Chief Executive update – 19 June 2012
Having just celebrated a year in my role at CERA, last week was a good time for me to reflect on what has been done so far.
My first day was quite an appropriate introduction in a way – a couple of large earthquakes and tonnes more liquefaction. A very real example of the challenges being faced by so many Cantabrians.
Since then we had that very similar day, December 23. Two large quakes and liquefaction once more. Like all of you, I was frustrated and angry at nature. When would she give us a break?
But I’m happy to say those dark days have been few and far between in the past year. I know CERA comes in for criticism, and that’s entirely normal. We are dealing with a mammoth task and seeking solutions that suit every single member of this community 100 per cent will never happen, not in Earthquake Recovery, not in Health, not in Education – it’s the nature of society.
What I am happy about however is the enormous amount of work that I have seen accomplished.
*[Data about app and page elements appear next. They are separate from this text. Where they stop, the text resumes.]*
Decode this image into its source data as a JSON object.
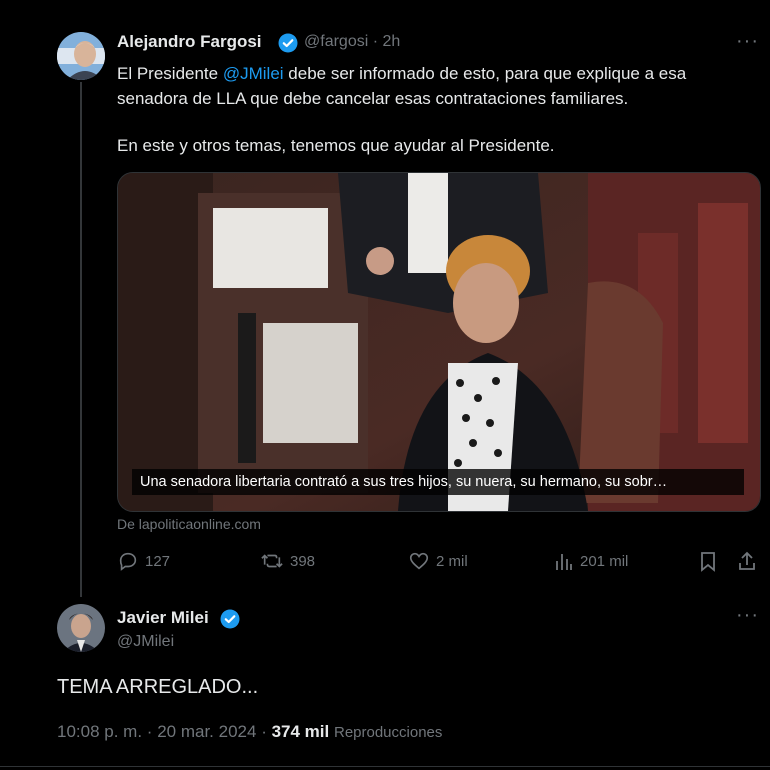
{
  "tweet1": {
    "author_name": "Alejandro Fargosi",
    "handle": "@fargosi",
    "separator": "·",
    "time": "2h",
    "text_before": "El Presidente ",
    "mention": "@JMilei",
    "text_after": " debe ser informado de esto, para que explique a esa senadora de LLA que debe cancelar esas contrataciones familiares.",
    "text_para2": "En este y otros temas, tenemos que ayudar al Presidente.",
    "media_caption": "Una senadora libertaria contrató a sus tres hijos, su nuera, su hermano, su sobr…",
    "source": "De lapoliticaonline.com",
    "replies": "127",
    "retweets": "398",
    "likes": "2 mil",
    "views": "201 mil",
    "more": "···"
  },
  "tweet2": {
    "author_name": "Javier Milei",
    "handle": "@JMilei",
    "text": "TEMA ARREGLADO...",
    "time": "10:08 p. m.",
    "separator": "·",
    "date": "20 mar. 2024",
    "separator2": "·",
    "views_count": "374 mil",
    "views_label": "Reproducciones",
    "more": "···"
  },
  "colors": {
    "background": "#000000",
    "text": "#e7e9ea",
    "muted": "#71767b",
    "accent": "#1d9bf0"
  }
}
As the Minister announced on Friday, over 5000 people have now signed sale and purchase agreements and have either moved on or have the date decided for when they will leave their Red Zone home.
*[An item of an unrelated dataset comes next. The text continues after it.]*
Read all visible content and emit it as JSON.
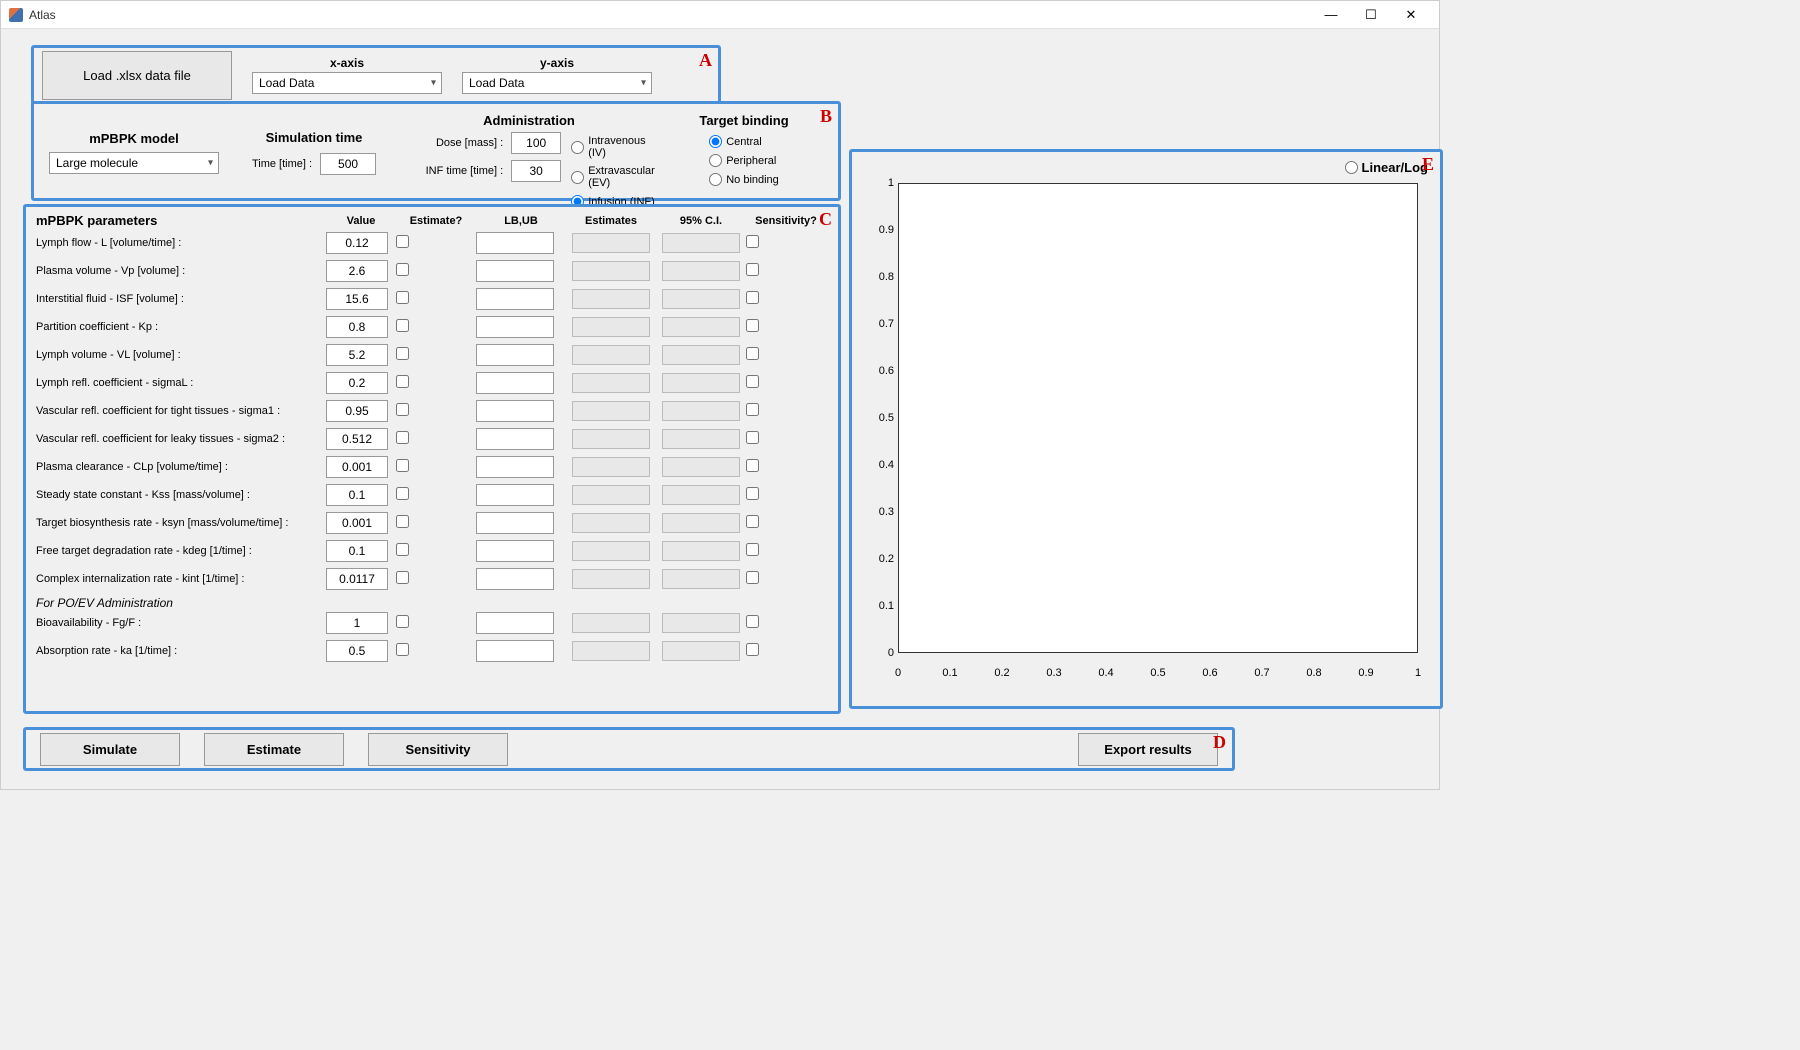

Those people have carefully considered their options and taken the one that suited them best in their own personal recovery.
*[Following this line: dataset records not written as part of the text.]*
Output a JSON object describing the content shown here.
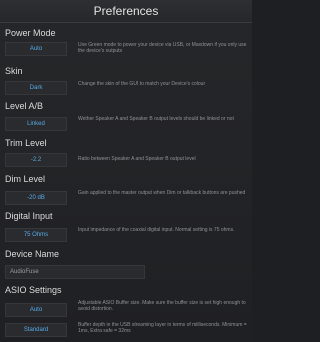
{
  "window": {
    "title": "Preferences"
  },
  "sections": {
    "power_mode": {
      "label": "Power Mode",
      "button": "Auto",
      "description": "Use Green mode to power your device via USB, or Maxdown if you only use the device's outputs"
    },
    "skin": {
      "label": "Skin",
      "button": "Dark",
      "description": "Change the skin of the GUI to match your Device's colour"
    },
    "level_ab": {
      "label": "Level A/B",
      "button": "Linked",
      "description": "Wether Speaker A and Speaker B output levels should be linked or not"
    },
    "trim_level": {
      "label": "Trim Level",
      "button": "-2.2",
      "description": "Ratio between Speaker A and Speaker B output level"
    },
    "dim_level": {
      "label": "Dim Level",
      "button": "-20 dB",
      "description": "Gain applied to the master output when Dim or talkback buttons are pushed"
    },
    "digital_input": {
      "label": "Digital Input",
      "button": "75 Ohms",
      "description": "Input impedance of the coaxial digital input. Normal setting is 75 ohms."
    },
    "device_name": {
      "label": "Device Name",
      "value": "AudioFuse"
    },
    "asio_settings": {
      "label": "ASIO Settings",
      "buffer_button": "Auto",
      "buffer_description": "Adjustable ASIO Buffer size. Make sure the buffer size is set high enough to avoid distortion.",
      "safety_button": "Standard",
      "safety_description": "Buffer depth in the USB streaming layer in terms of milliseconds. Minimum = 1ms, Extra safe = 32ms"
    }
  },
  "colors": {
    "background": "#1e1f22",
    "button_text": "#58a9e6",
    "label_text": "#d9d9d9",
    "description_text": "#8f9196"
  }
}
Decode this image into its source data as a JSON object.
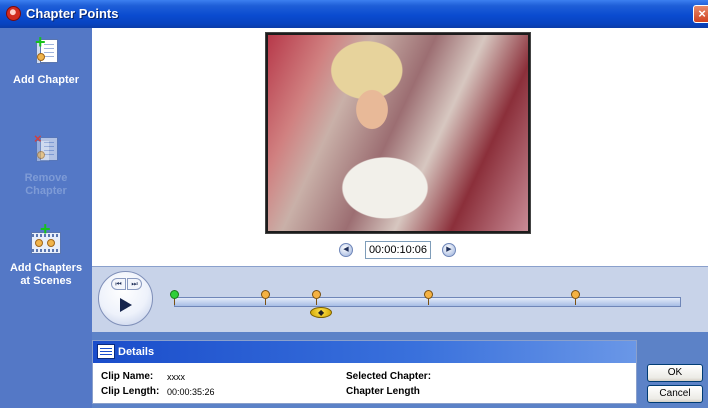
{
  "window": {
    "title": "Chapter Points"
  },
  "sidebar": {
    "items": [
      {
        "label_line1": "Add Chapter",
        "label_line2": "",
        "enabled": true,
        "icon": "add-chapter-icon"
      },
      {
        "label_line1": "Remove",
        "label_line2": "Chapter",
        "enabled": false,
        "icon": "remove-chapter-icon"
      },
      {
        "label_line1": "Add Chapters",
        "label_line2": "at Scenes",
        "enabled": true,
        "icon": "add-chapters-at-scenes-icon"
      }
    ]
  },
  "preview": {
    "timecode": "00:00:10:06",
    "prev_frame_icon": "step-back-icon",
    "next_frame_icon": "step-forward-icon"
  },
  "timeline": {
    "controls": {
      "back_glyph": "⏮",
      "forward_glyph": "⏭",
      "play_icon": "play-icon"
    },
    "start_marker_position": 0.0,
    "chapter_marker_positions": [
      0.18,
      0.28,
      0.5,
      0.79
    ],
    "scrubber_position": 0.29,
    "colors": {
      "start_marker": "#2fcf3a",
      "chapter_marker": "#f5b243",
      "scrubber": "#ffd21a"
    }
  },
  "details": {
    "title": "Details",
    "clip_name_label": "Clip Name:",
    "clip_name_value": "xxxx",
    "clip_length_label": "Clip Length:",
    "clip_length_value": "00:00:35:26",
    "selected_chapter_label": "Selected Chapter:",
    "chapter_length_label": "Chapter Length"
  },
  "buttons": {
    "ok": "OK",
    "cancel": "Cancel"
  },
  "colors": {
    "titlebar": "#0a4bd0",
    "sidebar": "#5478c6",
    "timeline_bg": "#c8d3e9",
    "details_header": "#1a4dcb"
  }
}
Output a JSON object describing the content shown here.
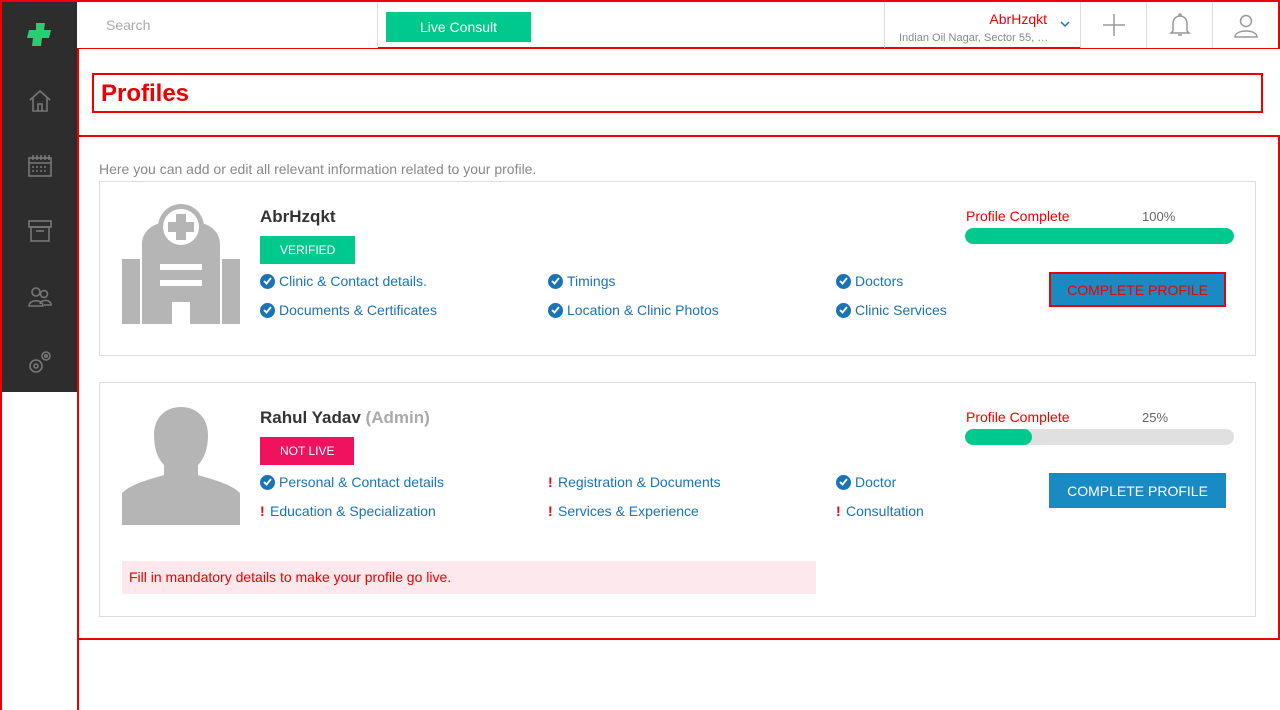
{
  "topbar": {
    "search_placeholder": "Search",
    "live_consult": "Live Consult",
    "location_name": "AbrHzqkt",
    "location_address": "Indian Oil Nagar, Sector 55, N..."
  },
  "page": {
    "title": "Profiles",
    "intro": "Here you can add or edit all relevant information related to your profile."
  },
  "profiles": [
    {
      "name": "AbrHzqkt",
      "role": "",
      "badge": "VERIFIED",
      "progress_label": "Profile Complete",
      "progress_text": "100%",
      "progress": 1.0,
      "button": "COMPLETE PROFILE",
      "items": [
        {
          "label": "Clinic & Contact details.",
          "status": "done"
        },
        {
          "label": "Timings",
          "status": "done"
        },
        {
          "label": "Doctors",
          "status": "done"
        },
        {
          "label": "Documents & Certificates",
          "status": "done"
        },
        {
          "label": "Location & Clinic Photos",
          "status": "done"
        },
        {
          "label": "Clinic Services",
          "status": "done"
        }
      ]
    },
    {
      "name": "Rahul Yadav",
      "role": "(Admin)",
      "badge": "NOT LIVE",
      "progress_label": "Profile Complete",
      "progress_text": "25%",
      "progress": 0.25,
      "button": "COMPLETE PROFILE",
      "items": [
        {
          "label": "Personal & Contact details",
          "status": "done"
        },
        {
          "label": "Registration & Documents",
          "status": "missing"
        },
        {
          "label": "Doctor",
          "status": "done"
        },
        {
          "label": "Education & Specialization",
          "status": "missing"
        },
        {
          "label": "Services & Experience",
          "status": "missing"
        },
        {
          "label": "Consultation",
          "status": "missing"
        }
      ],
      "warning": "Fill in mandatory details to make your profile go live."
    }
  ],
  "colors": {
    "accent": "#00c98d",
    "link": "#1a73b5",
    "alert": "#e00000",
    "sidebar": "#2d2d2d"
  }
}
I can only commend those people for their at times courageous decisions. The earthquakes dealt them a very unfair blow and I am glad the Government has been able to find a way for them to move forward.
The city itself is under repair – a glance out of my office at the crane-covered skyline tells me there is progress in the CBD, although admittedly this morning it’s too foggy to see much!
There is also a $2.5 billion repair and replace work programme dealing to the infrastructure – the drinking water, waste water, sewer, laying broadband, fixing roads and footpaths.
The CBD Red Zone is shrinking. Two new routes have just reopened – Durham St and Gloucester, and over the weekend many people took the opportunity to drive, cycle and walk those roads for a new perspective on the rebuild work going on.
And of course the Irish came to town for our first rugby test since the first quake – and messy as that win was, it was still a win for All Blacks and for Christchurch. The bars and hotels and motels were full, and the extreme cold did not dampen the enthusiasm of anyone.
In the context of the vast disaster we experienced, these smaller victories are hugely important to me.
What the next 365 days of this job have in store for me personally, I look forward to finding out. There will be more victories on our journey to recovery and we won’t stop working hard to make those happen.
Canterbury Earthquake Recovery Authority